WHAT YOU ARE ASKED TO DO> A faithful copy of the data is the goal; set it down exactly, without the images.

WORKING DATA>

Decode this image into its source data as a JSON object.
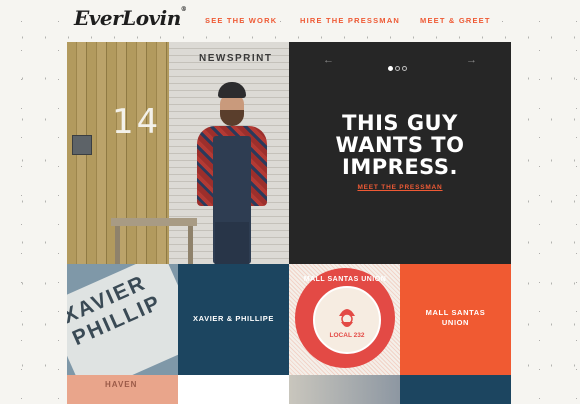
{
  "brand": {
    "logo_text": "EverLovin",
    "registered_mark": "®"
  },
  "nav": {
    "items": [
      "SEE THE WORK",
      "HIRE THE PRESSMAN",
      "MEET & GREET"
    ]
  },
  "photo": {
    "sign_text": "NEWSPRINT",
    "door_number": "14"
  },
  "hero": {
    "title_lines": [
      "THIS GUY",
      "WANTS TO",
      "IMPRESS."
    ],
    "link": "MEET THE PRESSMAN",
    "prev_arrow": "←",
    "next_arrow": "→",
    "slide_count": 3,
    "active_slide": 1
  },
  "tiles": [
    {
      "label": "",
      "art_text": "XAVIER PHILLIP"
    },
    {
      "label": "XAVIER & PHILLIPE"
    },
    {
      "seal_title": "MALL SANTAS UNION",
      "seal_local": "LOCAL 232"
    },
    {
      "label_lines": [
        "MALL SANTAS",
        "UNION"
      ]
    }
  ],
  "row3": {
    "partial_text": "HAVEN"
  },
  "colors": {
    "accent": "#ef5a35",
    "navy": "#1c4560",
    "dark": "#262626"
  }
}
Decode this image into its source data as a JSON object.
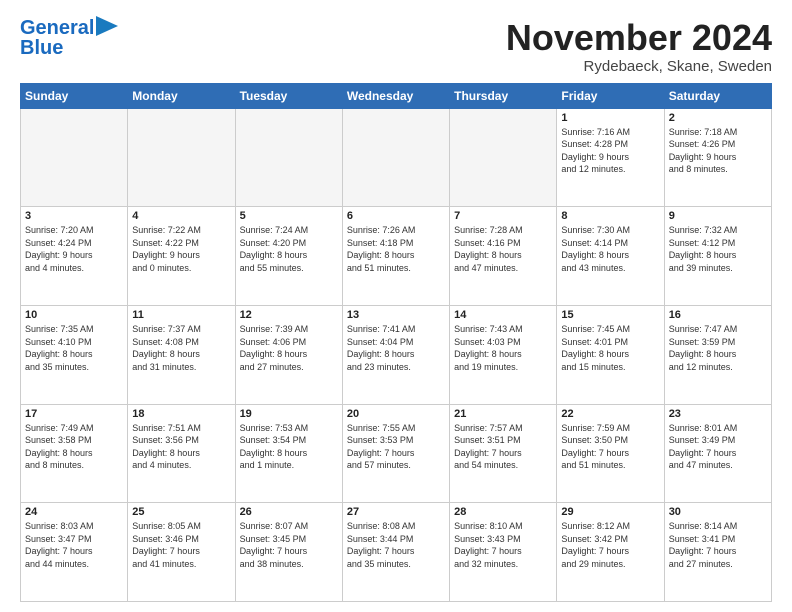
{
  "logo": {
    "line1": "General",
    "line2": "Blue"
  },
  "title": "November 2024",
  "location": "Rydebaeck, Skane, Sweden",
  "header_days": [
    "Sunday",
    "Monday",
    "Tuesday",
    "Wednesday",
    "Thursday",
    "Friday",
    "Saturday"
  ],
  "weeks": [
    [
      {
        "day": "",
        "info": ""
      },
      {
        "day": "",
        "info": ""
      },
      {
        "day": "",
        "info": ""
      },
      {
        "day": "",
        "info": ""
      },
      {
        "day": "",
        "info": ""
      },
      {
        "day": "1",
        "info": "Sunrise: 7:16 AM\nSunset: 4:28 PM\nDaylight: 9 hours\nand 12 minutes."
      },
      {
        "day": "2",
        "info": "Sunrise: 7:18 AM\nSunset: 4:26 PM\nDaylight: 9 hours\nand 8 minutes."
      }
    ],
    [
      {
        "day": "3",
        "info": "Sunrise: 7:20 AM\nSunset: 4:24 PM\nDaylight: 9 hours\nand 4 minutes."
      },
      {
        "day": "4",
        "info": "Sunrise: 7:22 AM\nSunset: 4:22 PM\nDaylight: 9 hours\nand 0 minutes."
      },
      {
        "day": "5",
        "info": "Sunrise: 7:24 AM\nSunset: 4:20 PM\nDaylight: 8 hours\nand 55 minutes."
      },
      {
        "day": "6",
        "info": "Sunrise: 7:26 AM\nSunset: 4:18 PM\nDaylight: 8 hours\nand 51 minutes."
      },
      {
        "day": "7",
        "info": "Sunrise: 7:28 AM\nSunset: 4:16 PM\nDaylight: 8 hours\nand 47 minutes."
      },
      {
        "day": "8",
        "info": "Sunrise: 7:30 AM\nSunset: 4:14 PM\nDaylight: 8 hours\nand 43 minutes."
      },
      {
        "day": "9",
        "info": "Sunrise: 7:32 AM\nSunset: 4:12 PM\nDaylight: 8 hours\nand 39 minutes."
      }
    ],
    [
      {
        "day": "10",
        "info": "Sunrise: 7:35 AM\nSunset: 4:10 PM\nDaylight: 8 hours\nand 35 minutes."
      },
      {
        "day": "11",
        "info": "Sunrise: 7:37 AM\nSunset: 4:08 PM\nDaylight: 8 hours\nand 31 minutes."
      },
      {
        "day": "12",
        "info": "Sunrise: 7:39 AM\nSunset: 4:06 PM\nDaylight: 8 hours\nand 27 minutes."
      },
      {
        "day": "13",
        "info": "Sunrise: 7:41 AM\nSunset: 4:04 PM\nDaylight: 8 hours\nand 23 minutes."
      },
      {
        "day": "14",
        "info": "Sunrise: 7:43 AM\nSunset: 4:03 PM\nDaylight: 8 hours\nand 19 minutes."
      },
      {
        "day": "15",
        "info": "Sunrise: 7:45 AM\nSunset: 4:01 PM\nDaylight: 8 hours\nand 15 minutes."
      },
      {
        "day": "16",
        "info": "Sunrise: 7:47 AM\nSunset: 3:59 PM\nDaylight: 8 hours\nand 12 minutes."
      }
    ],
    [
      {
        "day": "17",
        "info": "Sunrise: 7:49 AM\nSunset: 3:58 PM\nDaylight: 8 hours\nand 8 minutes."
      },
      {
        "day": "18",
        "info": "Sunrise: 7:51 AM\nSunset: 3:56 PM\nDaylight: 8 hours\nand 4 minutes."
      },
      {
        "day": "19",
        "info": "Sunrise: 7:53 AM\nSunset: 3:54 PM\nDaylight: 8 hours\nand 1 minute."
      },
      {
        "day": "20",
        "info": "Sunrise: 7:55 AM\nSunset: 3:53 PM\nDaylight: 7 hours\nand 57 minutes."
      },
      {
        "day": "21",
        "info": "Sunrise: 7:57 AM\nSunset: 3:51 PM\nDaylight: 7 hours\nand 54 minutes."
      },
      {
        "day": "22",
        "info": "Sunrise: 7:59 AM\nSunset: 3:50 PM\nDaylight: 7 hours\nand 51 minutes."
      },
      {
        "day": "23",
        "info": "Sunrise: 8:01 AM\nSunset: 3:49 PM\nDaylight: 7 hours\nand 47 minutes."
      }
    ],
    [
      {
        "day": "24",
        "info": "Sunrise: 8:03 AM\nSunset: 3:47 PM\nDaylight: 7 hours\nand 44 minutes."
      },
      {
        "day": "25",
        "info": "Sunrise: 8:05 AM\nSunset: 3:46 PM\nDaylight: 7 hours\nand 41 minutes."
      },
      {
        "day": "26",
        "info": "Sunrise: 8:07 AM\nSunset: 3:45 PM\nDaylight: 7 hours\nand 38 minutes."
      },
      {
        "day": "27",
        "info": "Sunrise: 8:08 AM\nSunset: 3:44 PM\nDaylight: 7 hours\nand 35 minutes."
      },
      {
        "day": "28",
        "info": "Sunrise: 8:10 AM\nSunset: 3:43 PM\nDaylight: 7 hours\nand 32 minutes."
      },
      {
        "day": "29",
        "info": "Sunrise: 8:12 AM\nSunset: 3:42 PM\nDaylight: 7 hours\nand 29 minutes."
      },
      {
        "day": "30",
        "info": "Sunrise: 8:14 AM\nSunset: 3:41 PM\nDaylight: 7 hours\nand 27 minutes."
      }
    ]
  ]
}
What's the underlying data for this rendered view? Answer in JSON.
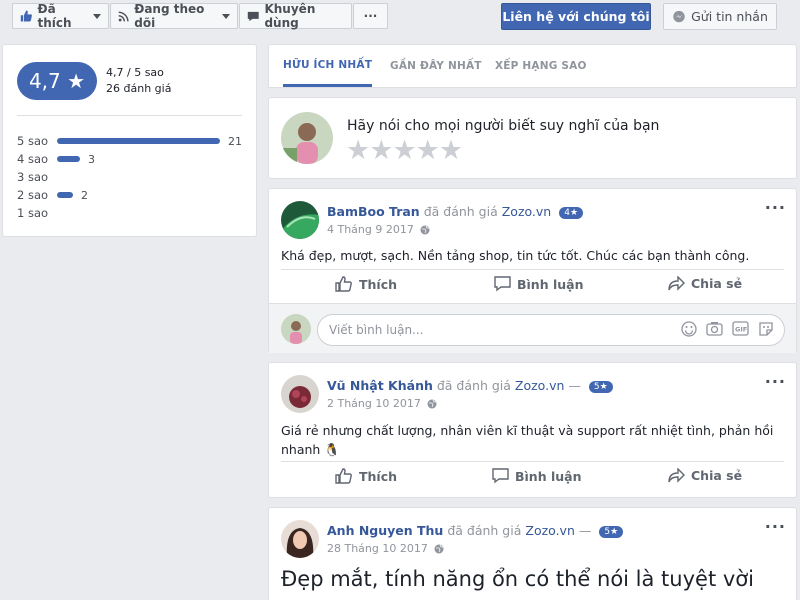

WRITTEN RESPONSE>
Decode this image into its source data as a JSON object.
{
  "brand": {
    "logo_text": "EverLovin",
    "registered_mark": "®"
  },
  "nav": {
    "items": [
      "SEE THE WORK",
      "HIRE THE PRESSMAN",
      "MEET & GREET"
    ]
  },
  "photo": {
    "sign_text": "NEWSPRINT",
    "door_number": "14"
  },
  "hero": {
    "title_lines": [
      "THIS GUY",
      "WANTS TO",
      "IMPRESS."
    ],
    "link": "MEET THE PRESSMAN",
    "prev_arrow": "←",
    "next_arrow": "→",
    "slide_count": 3,
    "active_slide": 1
  },
  "tiles": [
    {
      "label": "",
      "art_text": "XAVIER PHILLIP"
    },
    {
      "label": "XAVIER & PHILLIPE"
    },
    {
      "seal_title": "MALL SANTAS UNION",
      "seal_local": "LOCAL 232"
    },
    {
      "label_lines": [
        "MALL SANTAS",
        "UNION"
      ]
    }
  ],
  "row3": {
    "partial_text": "HAVEN"
  },
  "colors": {
    "accent": "#ef5a35",
    "navy": "#1c4560",
    "dark": "#262626"
  }
}
Decode this image into its source data as a JSON object.
{
  "logo": {
    "line1": "General",
    "line2": "Blue"
  },
  "title": "November 2024",
  "location": "Rydebaeck, Skane, Sweden",
  "header_days": [
    "Sunday",
    "Monday",
    "Tuesday",
    "Wednesday",
    "Thursday",
    "Friday",
    "Saturday"
  ],
  "weeks": [
    [
      {
        "day": "",
        "info": ""
      },
      {
        "day": "",
        "info": ""
      },
      {
        "day": "",
        "info": ""
      },
      {
        "day": "",
        "info": ""
      },
      {
        "day": "",
        "info": ""
      },
      {
        "day": "1",
        "info": "Sunrise: 7:16 AM\nSunset: 4:28 PM\nDaylight: 9 hours\nand 12 minutes."
      },
      {
        "day": "2",
        "info": "Sunrise: 7:18 AM\nSunset: 4:26 PM\nDaylight: 9 hours\nand 8 minutes."
      }
    ],
    [
      {
        "day": "3",
        "info": "Sunrise: 7:20 AM\nSunset: 4:24 PM\nDaylight: 9 hours\nand 4 minutes."
      },
      {
        "day": "4",
        "info": "Sunrise: 7:22 AM\nSunset: 4:22 PM\nDaylight: 9 hours\nand 0 minutes."
      },
      {
        "day": "5",
        "info": "Sunrise: 7:24 AM\nSunset: 4:20 PM\nDaylight: 8 hours\nand 55 minutes."
      },
      {
        "day": "6",
        "info": "Sunrise: 7:26 AM\nSunset: 4:18 PM\nDaylight: 8 hours\nand 51 minutes."
      },
      {
        "day": "7",
        "info": "Sunrise: 7:28 AM\nSunset: 4:16 PM\nDaylight: 8 hours\nand 47 minutes."
      },
      {
        "day": "8",
        "info": "Sunrise: 7:30 AM\nSunset: 4:14 PM\nDaylight: 8 hours\nand 43 minutes."
      },
      {
        "day": "9",
        "info": "Sunrise: 7:32 AM\nSunset: 4:12 PM\nDaylight: 8 hours\nand 39 minutes."
      }
    ],
    [
      {
        "day": "10",
        "info": "Sunrise: 7:35 AM\nSunset: 4:10 PM\nDaylight: 8 hours\nand 35 minutes."
      },
      {
        "day": "11",
        "info": "Sunrise: 7:37 AM\nSunset: 4:08 PM\nDaylight: 8 hours\nand 31 minutes."
      },
      {
        "day": "12",
        "info": "Sunrise: 7:39 AM\nSunset: 4:06 PM\nDaylight: 8 hours\nand 27 minutes."
      },
      {
        "day": "13",
        "info": "Sunrise: 7:41 AM\nSunset: 4:04 PM\nDaylight: 8 hours\nand 23 minutes."
      },
      {
        "day": "14",
        "info": "Sunrise: 7:43 AM\nSunset: 4:03 PM\nDaylight: 8 hours\nand 19 minutes."
      },
      {
        "day": "15",
        "info": "Sunrise: 7:45 AM\nSunset: 4:01 PM\nDaylight: 8 hours\nand 15 minutes."
      },
      {
        "day": "16",
        "info": "Sunrise: 7:47 AM\nSunset: 3:59 PM\nDaylight: 8 hours\nand 12 minutes."
      }
    ],
    [
      {
        "day": "17",
        "info": "Sunrise: 7:49 AM\nSunset: 3:58 PM\nDaylight: 8 hours\nand 8 minutes."
      },
      {
        "day": "18",
        "info": "Sunrise: 7:51 AM\nSunset: 3:56 PM\nDaylight: 8 hours\nand 4 minutes."
      },
      {
        "day": "19",
        "info": "Sunrise: 7:53 AM\nSunset: 3:54 PM\nDaylight: 8 hours\nand 1 minute."
      },
      {
        "day": "20",
        "info": "Sunrise: 7:55 AM\nSunset: 3:53 PM\nDaylight: 7 hours\nand 57 minutes."
      },
      {
        "day": "21",
        "info": "Sunrise: 7:57 AM\nSunset: 3:51 PM\nDaylight: 7 hours\nand 54 minutes."
      },
      {
        "day": "22",
        "info": "Sunrise: 7:59 AM\nSunset: 3:50 PM\nDaylight: 7 hours\nand 51 minutes."
      },
      {
        "day": "23",
        "info": "Sunrise: 8:01 AM\nSunset: 3:49 PM\nDaylight: 7 hours\nand 47 minutes."
      }
    ],
    [
      {
        "day": "24",
        "info": "Sunrise: 8:03 AM\nSunset: 3:47 PM\nDaylight: 7 hours\nand 44 minutes."
      },
      {
        "day": "25",
        "info": "Sunrise: 8:05 AM\nSunset: 3:46 PM\nDaylight: 7 hours\nand 41 minutes."
      },
      {
        "day": "26",
        "info": "Sunrise: 8:07 AM\nSunset: 3:45 PM\nDaylight: 7 hours\nand 38 minutes."
      },
      {
        "day": "27",
        "info": "Sunrise: 8:08 AM\nSunset: 3:44 PM\nDaylight: 7 hours\nand 35 minutes."
      },
      {
        "day": "28",
        "info": "Sunrise: 8:10 AM\nSunset: 3:43 PM\nDaylight: 7 hours\nand 32 minutes."
      },
      {
        "day": "29",
        "info": "Sunrise: 8:12 AM\nSunset: 3:42 PM\nDaylight: 7 hours\nand 29 minutes."
      },
      {
        "day": "30",
        "info": "Sunrise: 8:14 AM\nSunset: 3:41 PM\nDaylight: 7 hours\nand 27 minutes."
      }
    ]
  ]
}
What's the underlying data for this rendered view? Answer in JSON.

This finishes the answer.